After winning two Inter-Cities Fairs Cups in succession, Barça's first assault on the European Cup came in 1961, in the wake of five consecutive triumphs by fierce rivals Real Madrid. However, having overcome Los Merengues in the last four, that year's final would end in a 3-2 win for Portuguese giants Benfica. This painful wound was subsequently salted by the departure of coach Helenio Herrera and midfield schemer Luis Suarez, two vital ingredients in Inter Milan's European Cup triumphs of 1964 and 1965.

The Blaugranas endeavoured to recover some of their splendour in the 1970s, via a crop of big-name signings. Undoubtedly the one to have the biggest and most enduring impact was Dutch maestro Johan Cruyff, who left an indelible stamp on the club as both a player and coach.

In the 1980s, Barcelona once again spent huge sums in attracting proven world-class performers such as Diego Maradona, Bernd Schuster and Gary Lineker, but the arrival of these star names failed to produce the coveted flood of titles. Indeed, 1986 would bring one of the bitterest disappointments in the club's history, after they had reached the European Cup final for a second time. Romanian opponents Steaua Bucharest frustrated the Catalan outfit for 120 scoreless minutes in Seville, before taking the title on penalties.

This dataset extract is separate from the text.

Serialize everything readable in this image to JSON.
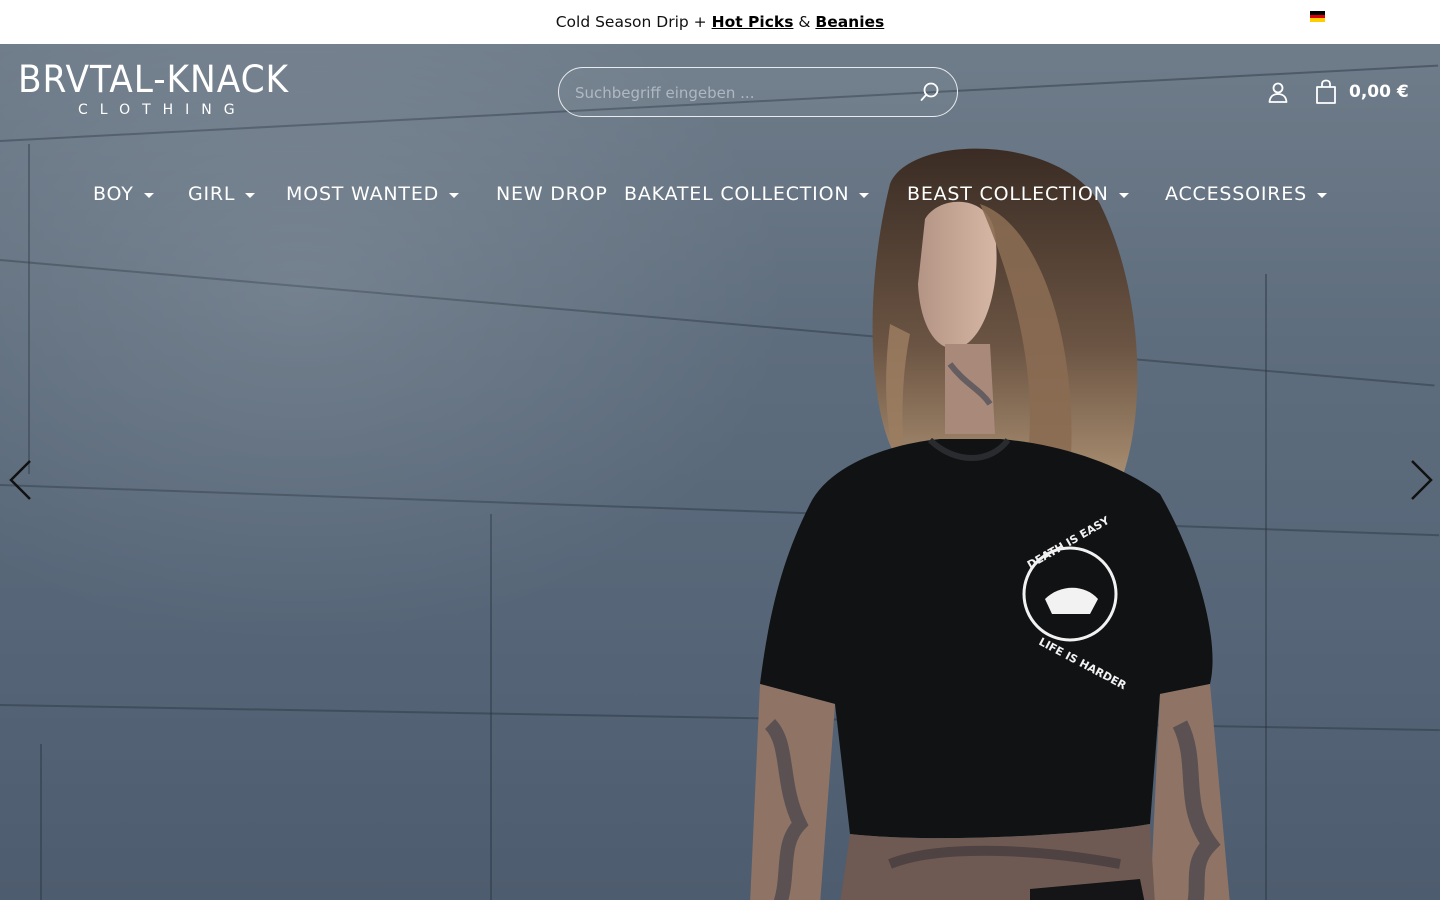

Once again the spark to reignite Barça's fire came from Cruyff, this time as a coach. The wily Dutchman astutely handled a dressing room packed with star names and turned them into a 'Dream Team', as they became known. Ronald Koeman, Josep Guardiola, Michael Laudrup, Hristo Stoichkov and Romario, to name but a few, wowed the world with their stunning displays and four consecutive league titles. The icing on the cake came at Wembley Stadium in 1992, defender Koeman's thumping free-kick against Sampdoria sealing Barcelona's maiden European Cup.

The present
The great Cruyff would prove an impossible act to follow. Ensuing coaches Bobby Robson and then Louis Van Gaal both failed to fully win over the Camp Nou faithful despite adding two further league titles, two Copas del Rey, a European Cup Winners' Cup and a European Super Cup to the club's bulging trophy cabinet.

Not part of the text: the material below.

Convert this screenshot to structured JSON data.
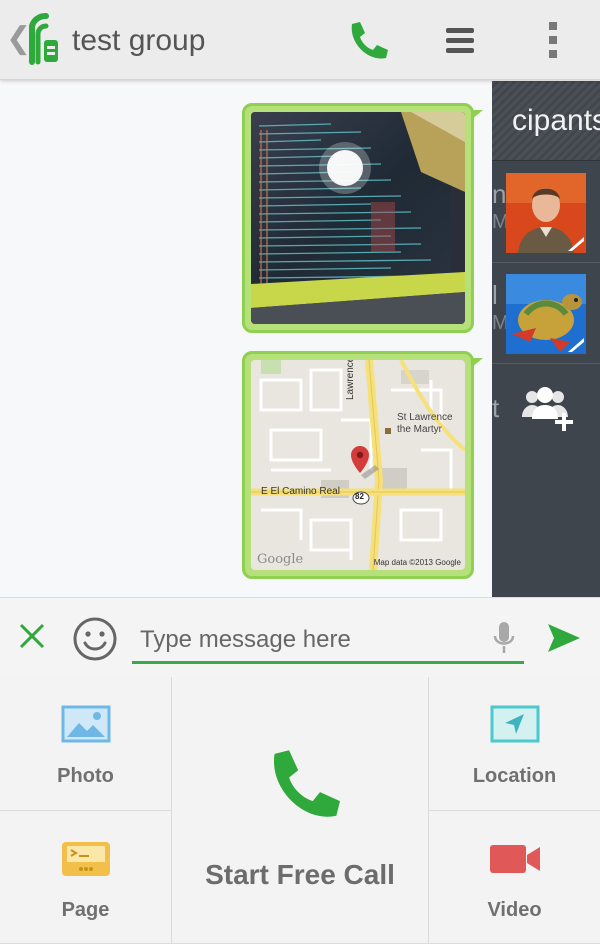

On the wake of several changes in the boardroom, a new and exciting project was brought in comprising every level of the club. Handed the footballing reins was another Dutchman, Frank Rijkaard, whose team included players of the calibre of Ronaldinho, Deco and Samuel Eto'o. The former Ajax and AC Milan midfielder's crowning glory as Barça coach came in Paris in 2006, Ronaldinho and Co fighting back from a goal down against Arsenal to win European football's biggest trophy for the second time.

This period would also be noteworthy for a act of social solidarity that continues to underline the club's motto of 'More than a club'. Barça signed an agreement with the United Nations Children's Fund (UNICEF) by which the first-team shirt, which has never previously worn a sponsor's name, would carry the organisation's logo. Nor did UNICEF have to pay for the privilege. On the contrary, the club agreed to donate 1.5 million euros per year to UNICEF's humanitarian projects.

The stadium
In the 1950s, when the number of Barça members soared, leaving the Les Corts stadium too small for the club's needs, work was started on a new stadium. The Camp Nou was inaugurated on 24 September 1957 and, after being renovated several times in the half century since, currently has an official capacity of 98,787. It is also one of only five stadiums given a five-star rating by UEFA.

Apart from Barcelona matches, during which the stands are often adorned by impressively choreographed routines, performed by card-waving fans, the Camp Nou has also played host to a number of international finals. The last of these was the Champions League final in 1999, while the venue also held the opening ceremony of the 1982 FIFA World Cup Spain™ and was a host stadium for the Olympic Football Tournament at Barcelona 1992.

And the mythical stadium is currently set for another facelift, with a futuristic and ambitious proposal from widely respected architect Norman Foster the one chosen after a fiercely contested bidding process. In keeping with the history of this glorious club, the results are expected to be spectacular.